It’s understood distribution will cease to towns further west than Charters Towers in the North, Emerald in central Queensland and also in some parts of the state’s south-west.
Mr Katter said the decision was akin to abandonment, and would leave most western communities without access to a daily newspaper covering state, national and international affairs.
“This decision is an absolute blow not only to the newsagents, who remain one of our last bastions of free enterprise out in the bush, but also to every single person who calls these towns home,” he said.
“It is one of the most callous commercial decisions I have seen in a long time, and to be honest I am still in disbelief.
“The digital platform, for various reasons, is no substitute for real newspapers.
“There are a lot of issues out here that impede people’s willingness or ability to access digital news and then of course there is the issue of misinformation, which is rife online.”
Mr Katter said while he understood and empathised with the commercial pressure being faced by traditional publishers, a degree of social responsibility had to be observed.
He said the State Government had also been negligent in this realm, and pointed to new Labor legislation that would move public notices from newspapers to digital sites.
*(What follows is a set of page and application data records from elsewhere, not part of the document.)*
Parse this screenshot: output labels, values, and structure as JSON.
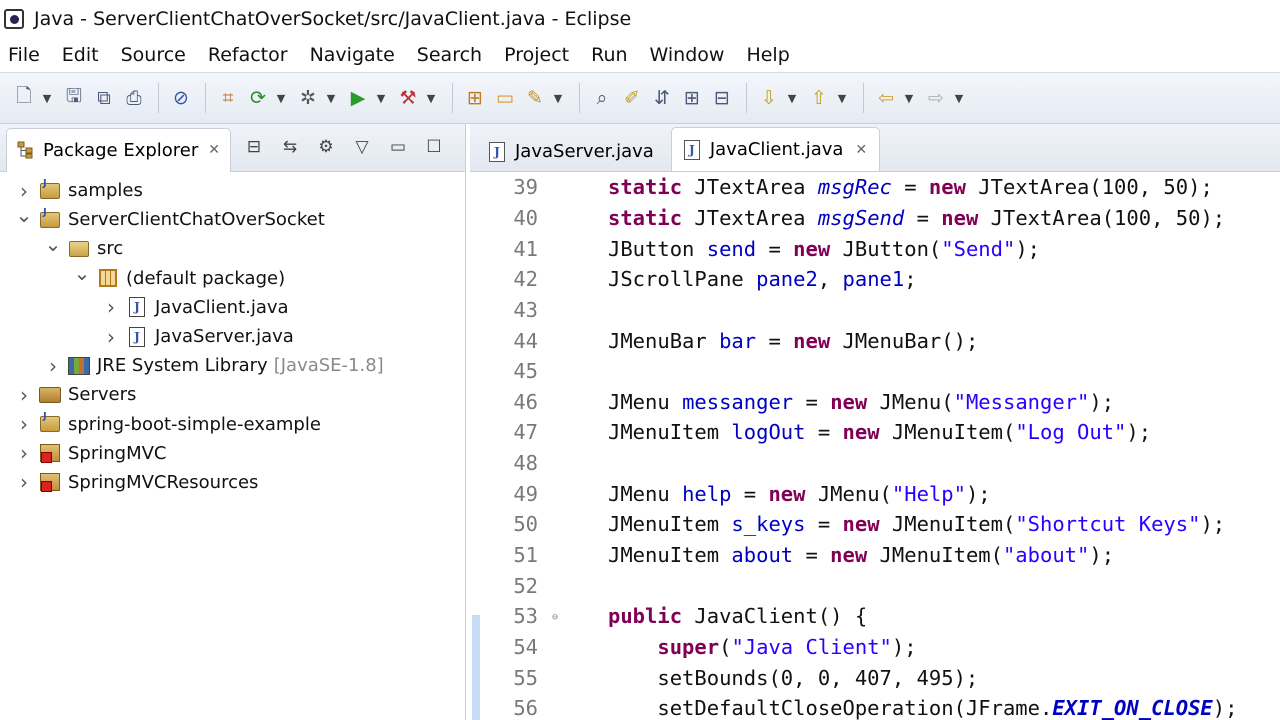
{
  "window": {
    "title": "Java - ServerClientChatOverSocket/src/JavaClient.java - Eclipse"
  },
  "menubar": [
    "File",
    "Edit",
    "Source",
    "Refactor",
    "Navigate",
    "Search",
    "Project",
    "Run",
    "Window",
    "Help"
  ],
  "toolbar": {
    "icons": [
      "new-icon",
      "save-icon",
      "save-all-icon",
      "print-icon",
      "skip-breakpoints-icon",
      "build-icon",
      "refresh-icon",
      "debug-icon",
      "run-icon",
      "external-tools-icon",
      "new-package-icon",
      "open-folder-icon",
      "link-icon",
      "open-type-icon",
      "highlight-icon",
      "toggle-icon",
      "expand-icon",
      "collapse-icon",
      "next-annotation-icon",
      "prev-annotation-icon",
      "back-icon",
      "forward-icon"
    ]
  },
  "package_explorer": {
    "tab_label": "Package Explorer",
    "tree": [
      {
        "label": "samples",
        "deco": "",
        "depth": 0,
        "expanded": false,
        "icon": "project-icon"
      },
      {
        "label": "ServerClientChatOverSocket",
        "deco": "",
        "depth": 0,
        "expanded": true,
        "icon": "project-icon"
      },
      {
        "label": "src",
        "deco": "",
        "depth": 1,
        "expanded": true,
        "icon": "source-folder-icon"
      },
      {
        "label": "(default package)",
        "deco": "",
        "depth": 2,
        "expanded": true,
        "icon": "package-icon"
      },
      {
        "label": "JavaClient.java",
        "deco": "",
        "depth": 3,
        "expanded": false,
        "icon": "java-file-icon"
      },
      {
        "label": "JavaServer.java",
        "deco": "",
        "depth": 3,
        "expanded": false,
        "icon": "java-file-icon"
      },
      {
        "label": "JRE System Library",
        "deco": "[JavaSE-1.8]",
        "depth": 1,
        "expanded": false,
        "icon": "library-icon"
      },
      {
        "label": "Servers",
        "deco": "",
        "depth": 0,
        "expanded": false,
        "icon": "server-icon"
      },
      {
        "label": "spring-boot-simple-example",
        "deco": "",
        "depth": 0,
        "expanded": false,
        "icon": "project-icon"
      },
      {
        "label": "SpringMVC",
        "deco": "",
        "depth": 0,
        "expanded": false,
        "icon": "spring-project-icon"
      },
      {
        "label": "SpringMVCResources",
        "deco": "",
        "depth": 0,
        "expanded": false,
        "icon": "spring-project-icon"
      }
    ]
  },
  "editor": {
    "tabs": [
      {
        "label": "JavaServer.java",
        "active": false
      },
      {
        "label": "JavaClient.java",
        "active": true
      }
    ],
    "lines": [
      {
        "n": "39",
        "tokens": [
          [
            "kw",
            "static"
          ],
          [
            "t",
            " JTextArea "
          ],
          [
            "sfld",
            "msgRec"
          ],
          [
            "t",
            " = "
          ],
          [
            "kw",
            "new"
          ],
          [
            "t",
            " JTextArea(100, 50);"
          ]
        ]
      },
      {
        "n": "40",
        "tokens": [
          [
            "kw",
            "static"
          ],
          [
            "t",
            " JTextArea "
          ],
          [
            "sfld",
            "msgSend"
          ],
          [
            "t",
            " = "
          ],
          [
            "kw",
            "new"
          ],
          [
            "t",
            " JTextArea(100, 50);"
          ]
        ]
      },
      {
        "n": "41",
        "tokens": [
          [
            "t",
            "JButton "
          ],
          [
            "fld",
            "send"
          ],
          [
            "t",
            " = "
          ],
          [
            "kw",
            "new"
          ],
          [
            "t",
            " JButton("
          ],
          [
            "str",
            "\"Send\""
          ],
          [
            "t",
            ");"
          ]
        ]
      },
      {
        "n": "42",
        "tokens": [
          [
            "t",
            "JScrollPane "
          ],
          [
            "fld",
            "pane2"
          ],
          [
            "t",
            ", "
          ],
          [
            "fld",
            "pane1"
          ],
          [
            "t",
            ";"
          ]
        ]
      },
      {
        "n": "43",
        "tokens": []
      },
      {
        "n": "44",
        "tokens": [
          [
            "t",
            "JMenuBar "
          ],
          [
            "fld",
            "bar"
          ],
          [
            "t",
            " = "
          ],
          [
            "kw",
            "new"
          ],
          [
            "t",
            " JMenuBar();"
          ]
        ]
      },
      {
        "n": "45",
        "tokens": []
      },
      {
        "n": "46",
        "tokens": [
          [
            "t",
            "JMenu "
          ],
          [
            "fld",
            "messanger"
          ],
          [
            "t",
            " = "
          ],
          [
            "kw",
            "new"
          ],
          [
            "t",
            " JMenu("
          ],
          [
            "str",
            "\"Messanger\""
          ],
          [
            "t",
            ");"
          ]
        ]
      },
      {
        "n": "47",
        "tokens": [
          [
            "t",
            "JMenuItem "
          ],
          [
            "fld",
            "logOut"
          ],
          [
            "t",
            " = "
          ],
          [
            "kw",
            "new"
          ],
          [
            "t",
            " JMenuItem("
          ],
          [
            "str",
            "\"Log Out\""
          ],
          [
            "t",
            ");"
          ]
        ]
      },
      {
        "n": "48",
        "tokens": []
      },
      {
        "n": "49",
        "tokens": [
          [
            "t",
            "JMenu "
          ],
          [
            "fld",
            "help"
          ],
          [
            "t",
            " = "
          ],
          [
            "kw",
            "new"
          ],
          [
            "t",
            " JMenu("
          ],
          [
            "str",
            "\"Help\""
          ],
          [
            "t",
            ");"
          ]
        ]
      },
      {
        "n": "50",
        "tokens": [
          [
            "t",
            "JMenuItem "
          ],
          [
            "fld",
            "s_keys"
          ],
          [
            "t",
            " = "
          ],
          [
            "kw",
            "new"
          ],
          [
            "t",
            " JMenuItem("
          ],
          [
            "str",
            "\"Shortcut Keys\""
          ],
          [
            "t",
            ");"
          ]
        ]
      },
      {
        "n": "51",
        "tokens": [
          [
            "t",
            "JMenuItem "
          ],
          [
            "fld",
            "about"
          ],
          [
            "t",
            " = "
          ],
          [
            "kw",
            "new"
          ],
          [
            "t",
            " JMenuItem("
          ],
          [
            "str",
            "\"about\""
          ],
          [
            "t",
            ");"
          ]
        ]
      },
      {
        "n": "52",
        "tokens": []
      },
      {
        "n": "53",
        "fold": true,
        "tokens": [
          [
            "kw",
            "public"
          ],
          [
            "t",
            " JavaClient() {"
          ]
        ]
      },
      {
        "n": "54",
        "tokens": [
          [
            "t",
            "    "
          ],
          [
            "kw",
            "super"
          ],
          [
            "t",
            "("
          ],
          [
            "str",
            "\"Java Client\""
          ],
          [
            "t",
            ");"
          ]
        ]
      },
      {
        "n": "55",
        "tokens": [
          [
            "t",
            "    setBounds(0, 0, 407, 495);"
          ]
        ]
      },
      {
        "n": "56",
        "tokens": [
          [
            "t",
            "    setDefaultCloseOperation(JFrame."
          ],
          [
            "cst",
            "EXIT_ON_CLOSE"
          ],
          [
            "t",
            ");"
          ]
        ]
      }
    ]
  }
}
Currently Queensland Government departments are required to publish official notices, like new mining leases or amendments to a land use plan, in print newspapers.
However the Palaszczuk Government is seeking to reverse this rule and require that notices be published only on departmental websites or on online news sites.
Speaking to the Brisbane Times last week, Queensland Treasurer Cameron Dick said the move was designed to save the Government money.
“For some years now, the overwhelming majority of Queenslanders have sourced most of their information from online publications,” he said to the Brisbane Times.
“Queenslanders should have the same access to information wherever they live, and many regional communities are no longer serviced by regular print publications.”
Mr Katter said the State Government’s plans would rip vital revenue away from those newspapers that do still operate in the regions.
“When this is the view of our leaders, what hope have we got out here?” he said.
“The Government – and now our largest print news publisher News Corp – could not make it any clearer that if you don’t live on or near the coast, you basically aren’t worth their time.”